But the most amazing proof of the power of Marine culture comes from the experience of the 1st Marine Division at the Chosin Reservoir in Korea, winter 1950. Surrounded and outnumbered 8-1 by 67,000 soldiers of the Chinese 9th Army at temperatures that hit thirty-below, these Marines fought their way out over a period of seventeen days in one of war’s all-time ordeals of suffering and endurance. But here’s the incredible part:
Many of these Marines were reservists who, at that time, had never been through boot camp. In other words, USMC culture was so strong that its members imbibed it even without being formally exposed to it.
That’s an institutional culture.
But there’s such a thing as individual culture as well. A personal culture unique to one individual. Personal culture is what you and I have to have, and if we don’t have it, we have to acquire it. As artists and entrepreneurs we must design, construct, and perpetuate an interior culture that is as vivid, unique, and self-empowering as that of the corporations and institutions we work with and compete against.
Posted in Writing Wednesdays | 27 Comments
By Callie Oettinger | Published: December 6, 2013
“Don’t major in the minor.”

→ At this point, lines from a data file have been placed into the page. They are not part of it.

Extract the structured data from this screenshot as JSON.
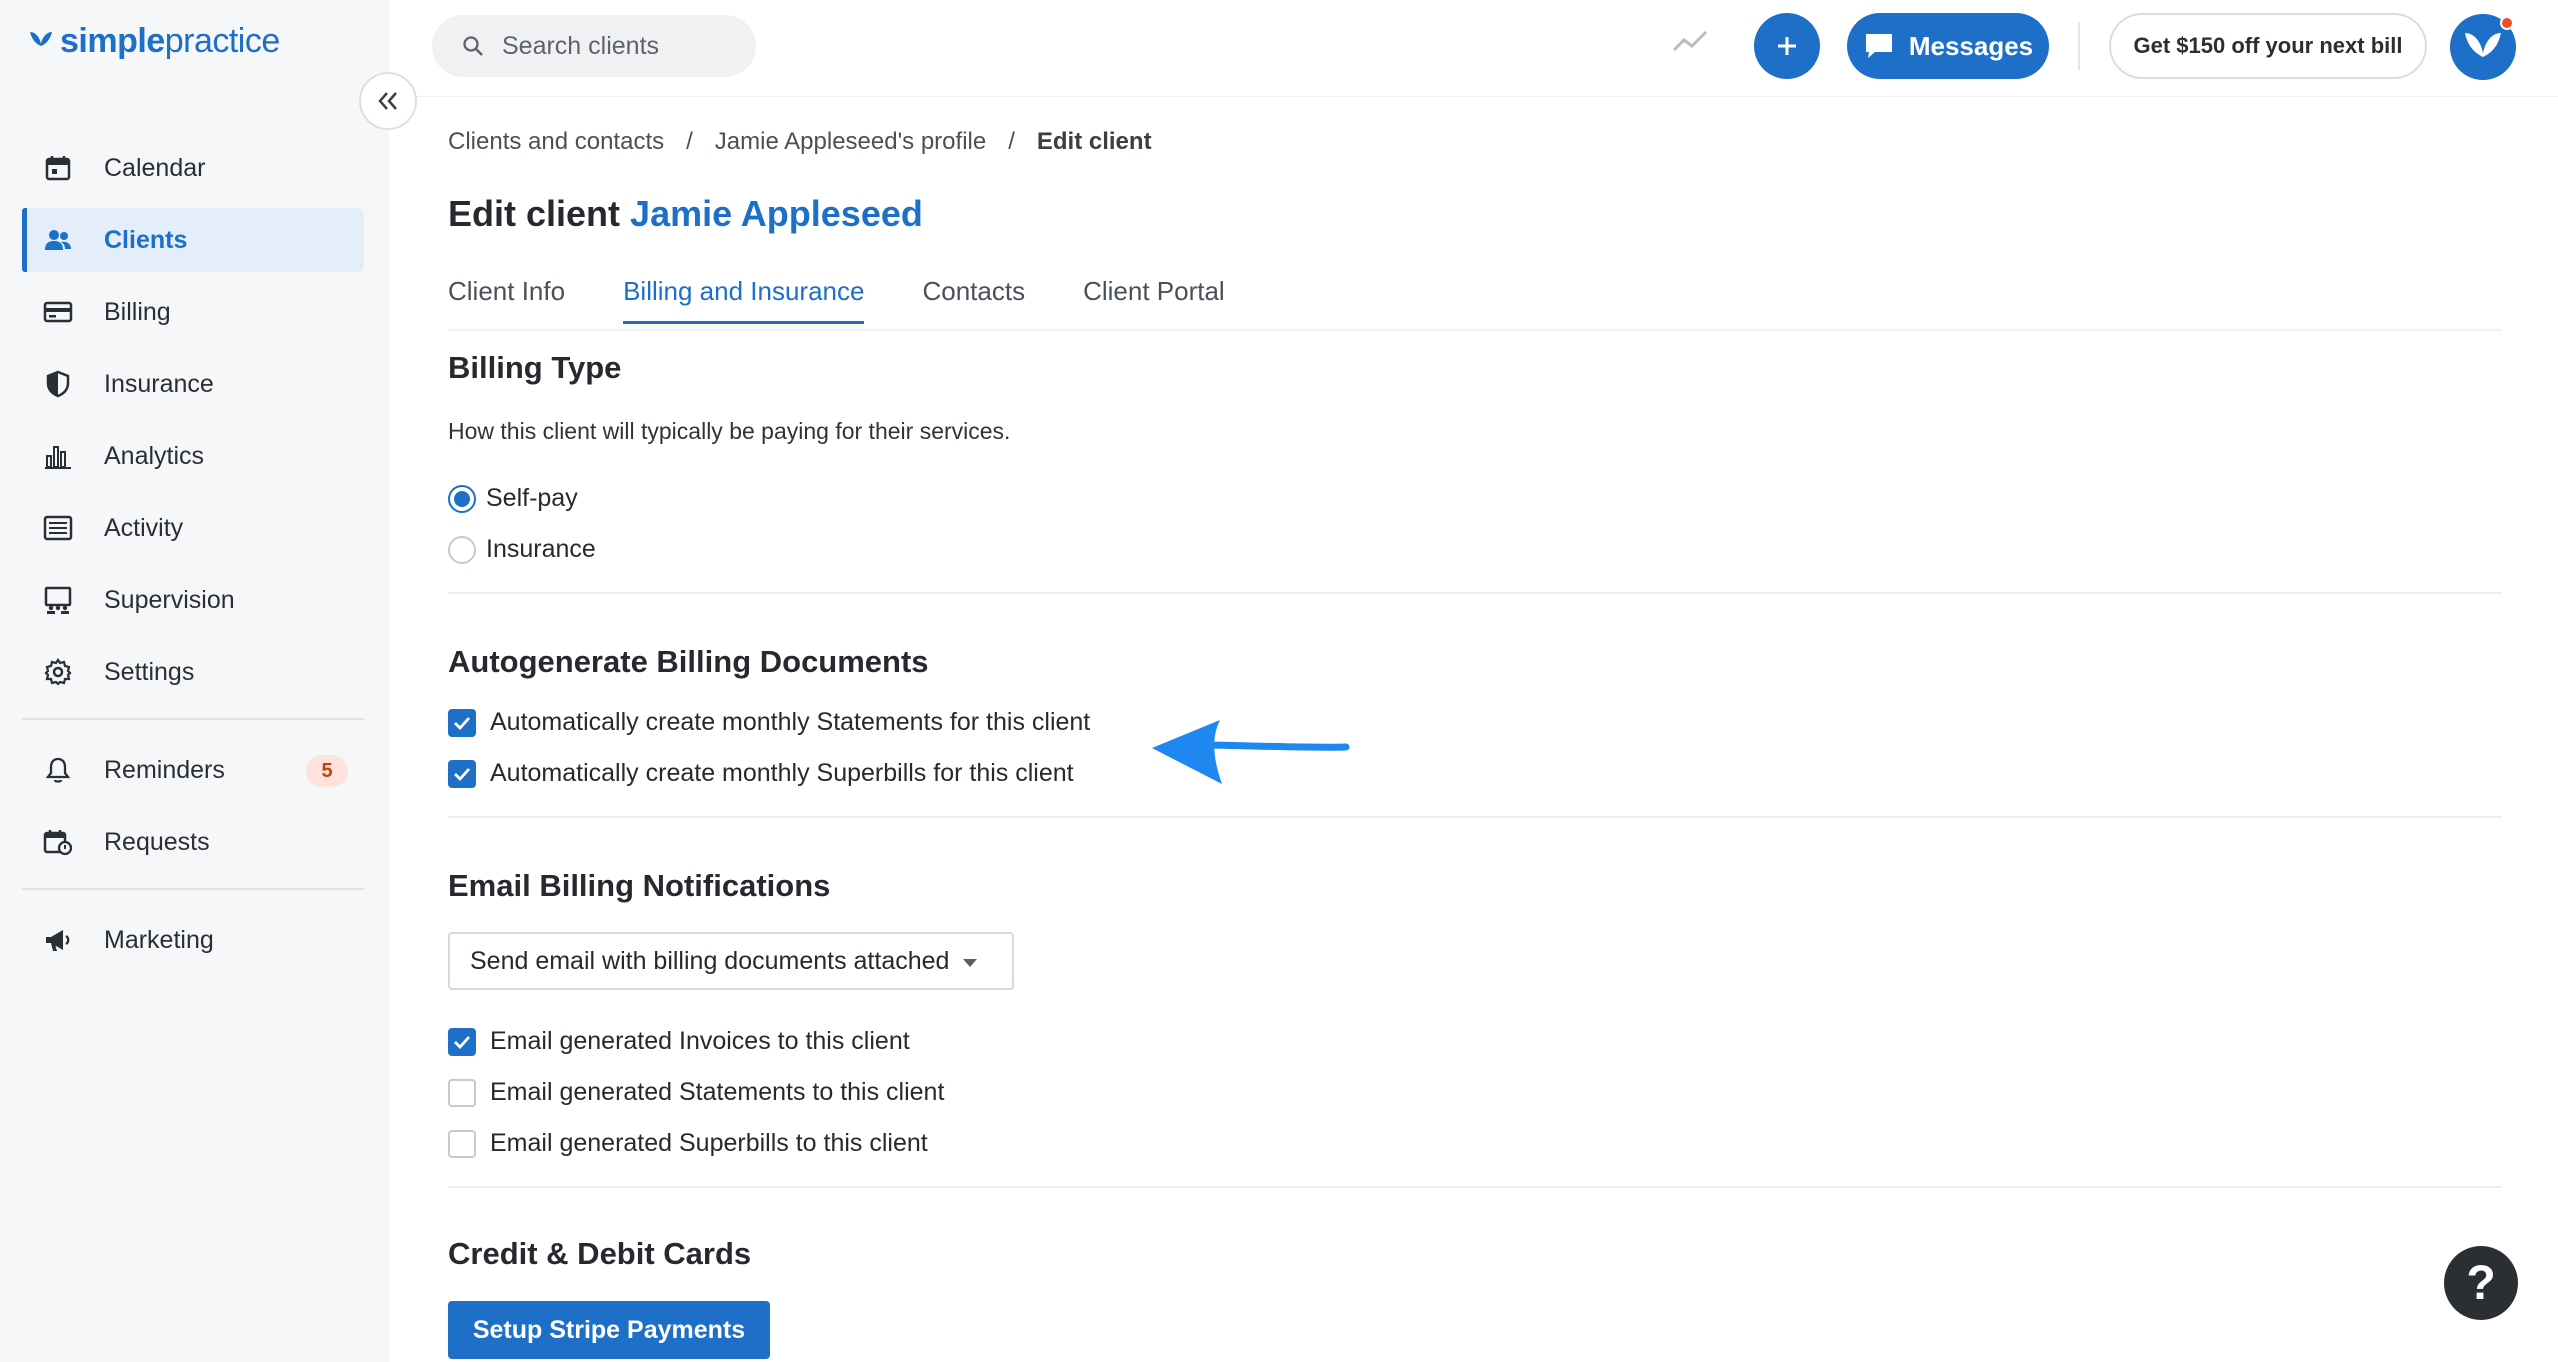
{
  "app": {
    "logo_text": "simplepractice",
    "brand_color": "#1d6fc7"
  },
  "sidebar": {
    "items": [
      {
        "label": "Calendar",
        "icon": "calendar-icon"
      },
      {
        "label": "Clients",
        "icon": "users-icon",
        "active": true
      },
      {
        "label": "Billing",
        "icon": "credit-card-icon"
      },
      {
        "label": "Insurance",
        "icon": "shield-icon"
      },
      {
        "label": "Analytics",
        "icon": "bar-chart-icon"
      },
      {
        "label": "Activity",
        "icon": "list-icon"
      },
      {
        "label": "Supervision",
        "icon": "supervision-icon"
      },
      {
        "label": "Settings",
        "icon": "gear-icon"
      }
    ],
    "secondary": [
      {
        "label": "Reminders",
        "icon": "bell-icon",
        "badge": "5"
      },
      {
        "label": "Requests",
        "icon": "calendar-request-icon"
      }
    ],
    "tertiary": [
      {
        "label": "Marketing",
        "icon": "megaphone-icon"
      }
    ]
  },
  "topbar": {
    "search_placeholder": "Search clients",
    "messages_label": "Messages",
    "promo_label": "Get $150 off your next bill"
  },
  "breadcrumb": {
    "items": [
      "Clients and contacts",
      "Jamie Appleseed's profile",
      "Edit client"
    ],
    "separator": "/"
  },
  "page": {
    "title_prefix": "Edit client",
    "client_name": "Jamie Appleseed"
  },
  "tabs": [
    {
      "label": "Client Info",
      "active": false
    },
    {
      "label": "Billing and Insurance",
      "active": true
    },
    {
      "label": "Contacts",
      "active": false
    },
    {
      "label": "Client Portal",
      "active": false
    }
  ],
  "billing_type": {
    "title": "Billing Type",
    "description": "How this client will typically be paying for their services.",
    "options": [
      {
        "label": "Self-pay",
        "checked": true
      },
      {
        "label": "Insurance",
        "checked": false
      }
    ]
  },
  "autogenerate": {
    "title": "Autogenerate Billing Documents",
    "options": [
      {
        "label": "Automatically create monthly Statements for this client",
        "checked": true
      },
      {
        "label": "Automatically create monthly Superbills for this client",
        "checked": true
      }
    ]
  },
  "email_notifications": {
    "title": "Email Billing Notifications",
    "select_value": "Send email with billing documents attached",
    "options": [
      {
        "label": "Email generated Invoices to this client",
        "checked": true
      },
      {
        "label": "Email generated Statements to this client",
        "checked": false
      },
      {
        "label": "Email generated Superbills to this client",
        "checked": false
      }
    ]
  },
  "cards": {
    "title": "Credit & Debit Cards",
    "button_label": "Setup Stripe Payments"
  },
  "help": {
    "label": "?"
  }
}
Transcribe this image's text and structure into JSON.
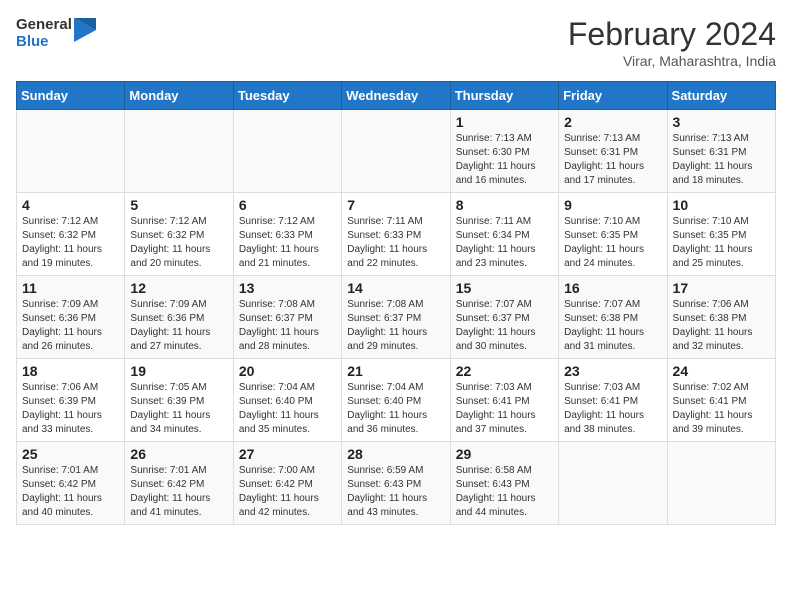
{
  "header": {
    "logo_general": "General",
    "logo_blue": "Blue",
    "title": "February 2024",
    "subtitle": "Virar, Maharashtra, India"
  },
  "weekdays": [
    "Sunday",
    "Monday",
    "Tuesday",
    "Wednesday",
    "Thursday",
    "Friday",
    "Saturday"
  ],
  "weeks": [
    [
      {
        "day": "",
        "info": ""
      },
      {
        "day": "",
        "info": ""
      },
      {
        "day": "",
        "info": ""
      },
      {
        "day": "",
        "info": ""
      },
      {
        "day": "1",
        "info": "Sunrise: 7:13 AM\nSunset: 6:30 PM\nDaylight: 11 hours and 16 minutes."
      },
      {
        "day": "2",
        "info": "Sunrise: 7:13 AM\nSunset: 6:31 PM\nDaylight: 11 hours and 17 minutes."
      },
      {
        "day": "3",
        "info": "Sunrise: 7:13 AM\nSunset: 6:31 PM\nDaylight: 11 hours and 18 minutes."
      }
    ],
    [
      {
        "day": "4",
        "info": "Sunrise: 7:12 AM\nSunset: 6:32 PM\nDaylight: 11 hours and 19 minutes."
      },
      {
        "day": "5",
        "info": "Sunrise: 7:12 AM\nSunset: 6:32 PM\nDaylight: 11 hours and 20 minutes."
      },
      {
        "day": "6",
        "info": "Sunrise: 7:12 AM\nSunset: 6:33 PM\nDaylight: 11 hours and 21 minutes."
      },
      {
        "day": "7",
        "info": "Sunrise: 7:11 AM\nSunset: 6:33 PM\nDaylight: 11 hours and 22 minutes."
      },
      {
        "day": "8",
        "info": "Sunrise: 7:11 AM\nSunset: 6:34 PM\nDaylight: 11 hours and 23 minutes."
      },
      {
        "day": "9",
        "info": "Sunrise: 7:10 AM\nSunset: 6:35 PM\nDaylight: 11 hours and 24 minutes."
      },
      {
        "day": "10",
        "info": "Sunrise: 7:10 AM\nSunset: 6:35 PM\nDaylight: 11 hours and 25 minutes."
      }
    ],
    [
      {
        "day": "11",
        "info": "Sunrise: 7:09 AM\nSunset: 6:36 PM\nDaylight: 11 hours and 26 minutes."
      },
      {
        "day": "12",
        "info": "Sunrise: 7:09 AM\nSunset: 6:36 PM\nDaylight: 11 hours and 27 minutes."
      },
      {
        "day": "13",
        "info": "Sunrise: 7:08 AM\nSunset: 6:37 PM\nDaylight: 11 hours and 28 minutes."
      },
      {
        "day": "14",
        "info": "Sunrise: 7:08 AM\nSunset: 6:37 PM\nDaylight: 11 hours and 29 minutes."
      },
      {
        "day": "15",
        "info": "Sunrise: 7:07 AM\nSunset: 6:37 PM\nDaylight: 11 hours and 30 minutes."
      },
      {
        "day": "16",
        "info": "Sunrise: 7:07 AM\nSunset: 6:38 PM\nDaylight: 11 hours and 31 minutes."
      },
      {
        "day": "17",
        "info": "Sunrise: 7:06 AM\nSunset: 6:38 PM\nDaylight: 11 hours and 32 minutes."
      }
    ],
    [
      {
        "day": "18",
        "info": "Sunrise: 7:06 AM\nSunset: 6:39 PM\nDaylight: 11 hours and 33 minutes."
      },
      {
        "day": "19",
        "info": "Sunrise: 7:05 AM\nSunset: 6:39 PM\nDaylight: 11 hours and 34 minutes."
      },
      {
        "day": "20",
        "info": "Sunrise: 7:04 AM\nSunset: 6:40 PM\nDaylight: 11 hours and 35 minutes."
      },
      {
        "day": "21",
        "info": "Sunrise: 7:04 AM\nSunset: 6:40 PM\nDaylight: 11 hours and 36 minutes."
      },
      {
        "day": "22",
        "info": "Sunrise: 7:03 AM\nSunset: 6:41 PM\nDaylight: 11 hours and 37 minutes."
      },
      {
        "day": "23",
        "info": "Sunrise: 7:03 AM\nSunset: 6:41 PM\nDaylight: 11 hours and 38 minutes."
      },
      {
        "day": "24",
        "info": "Sunrise: 7:02 AM\nSunset: 6:41 PM\nDaylight: 11 hours and 39 minutes."
      }
    ],
    [
      {
        "day": "25",
        "info": "Sunrise: 7:01 AM\nSunset: 6:42 PM\nDaylight: 11 hours and 40 minutes."
      },
      {
        "day": "26",
        "info": "Sunrise: 7:01 AM\nSunset: 6:42 PM\nDaylight: 11 hours and 41 minutes."
      },
      {
        "day": "27",
        "info": "Sunrise: 7:00 AM\nSunset: 6:42 PM\nDaylight: 11 hours and 42 minutes."
      },
      {
        "day": "28",
        "info": "Sunrise: 6:59 AM\nSunset: 6:43 PM\nDaylight: 11 hours and 43 minutes."
      },
      {
        "day": "29",
        "info": "Sunrise: 6:58 AM\nSunset: 6:43 PM\nDaylight: 11 hours and 44 minutes."
      },
      {
        "day": "",
        "info": ""
      },
      {
        "day": "",
        "info": ""
      }
    ]
  ]
}
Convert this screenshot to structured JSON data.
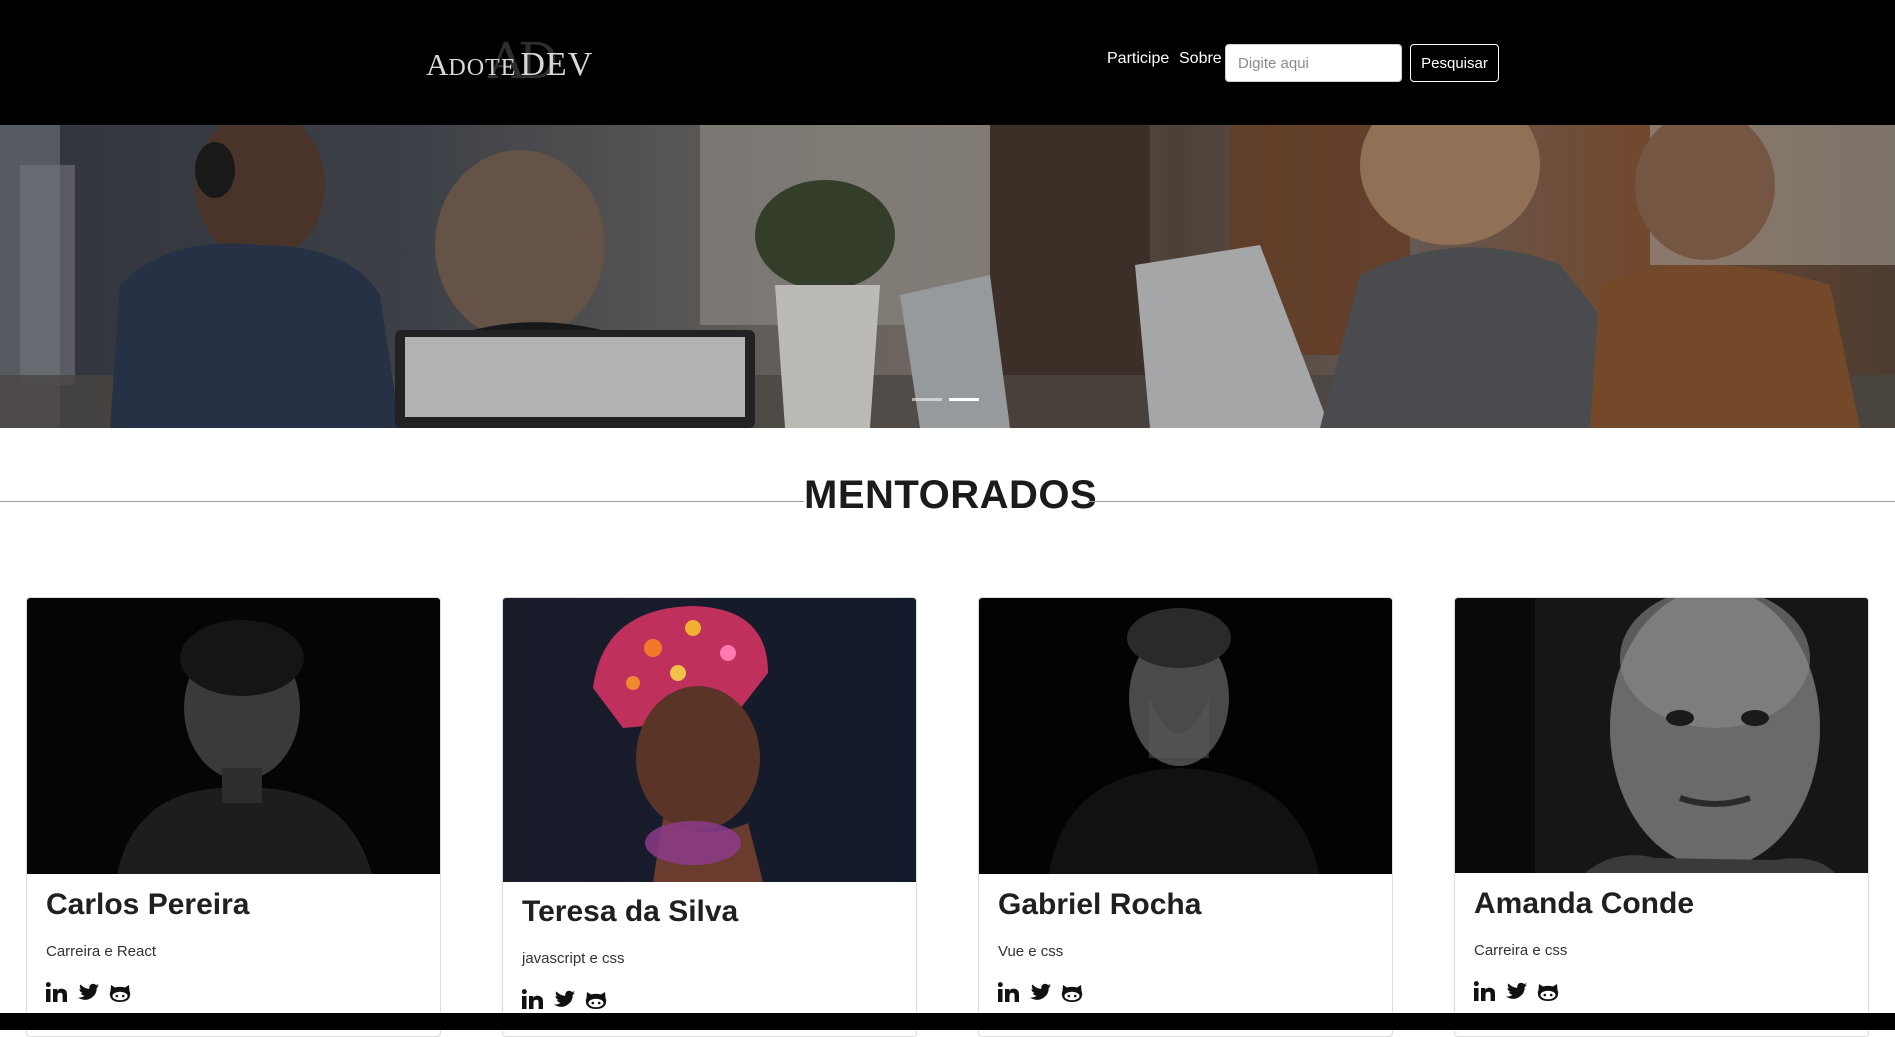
{
  "header": {
    "logo": {
      "monogram": "AD",
      "word_a_big": "A",
      "word_a_rest": "DOTE",
      "word_dev": "DEV"
    },
    "nav": [
      {
        "label": "Participe"
      },
      {
        "label": "Sobre"
      }
    ],
    "search": {
      "placeholder": "Digite aqui",
      "value": "",
      "button_label": "Pesquisar"
    }
  },
  "hero": {
    "slides_count": 2,
    "active_slide": 2
  },
  "section": {
    "title": "MENTORADOS"
  },
  "mentees": [
    {
      "name": "Carlos Pereira",
      "skills": "Carreira e React",
      "socials": [
        "linkedin-icon",
        "twitter-icon",
        "github-icon"
      ]
    },
    {
      "name": "Teresa da Silva",
      "skills": "javascript e css",
      "socials": [
        "linkedin-icon",
        "twitter-icon",
        "github-icon"
      ]
    },
    {
      "name": "Gabriel Rocha",
      "skills": "Vue e css",
      "socials": [
        "linkedin-icon",
        "twitter-icon",
        "github-icon"
      ]
    },
    {
      "name": "Amanda Conde",
      "skills": "Carreira e css",
      "socials": [
        "linkedin-icon",
        "twitter-icon",
        "github-icon"
      ]
    }
  ],
  "colors": {
    "navbar_bg": "#000000",
    "page_bg": "#ffffff",
    "text": "#202020"
  }
}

In case you haven’t heard, Bezos unveiled a prototype for package-delivering drones at the end of the interview. Without missing a beat, the character-bashing, Jeff-Bezos hating, Amazon-vilifying tribes descended, with articles and comments from one site to the next.
They majored in the minor.
I’m not saying that the drones weren’t newsworthy. They were—and I saw mentions pop up in everything from Outside Magazine’s site to Waterstones’ blog. And I’m not saying that Amazon isn’t above criticism, but . . .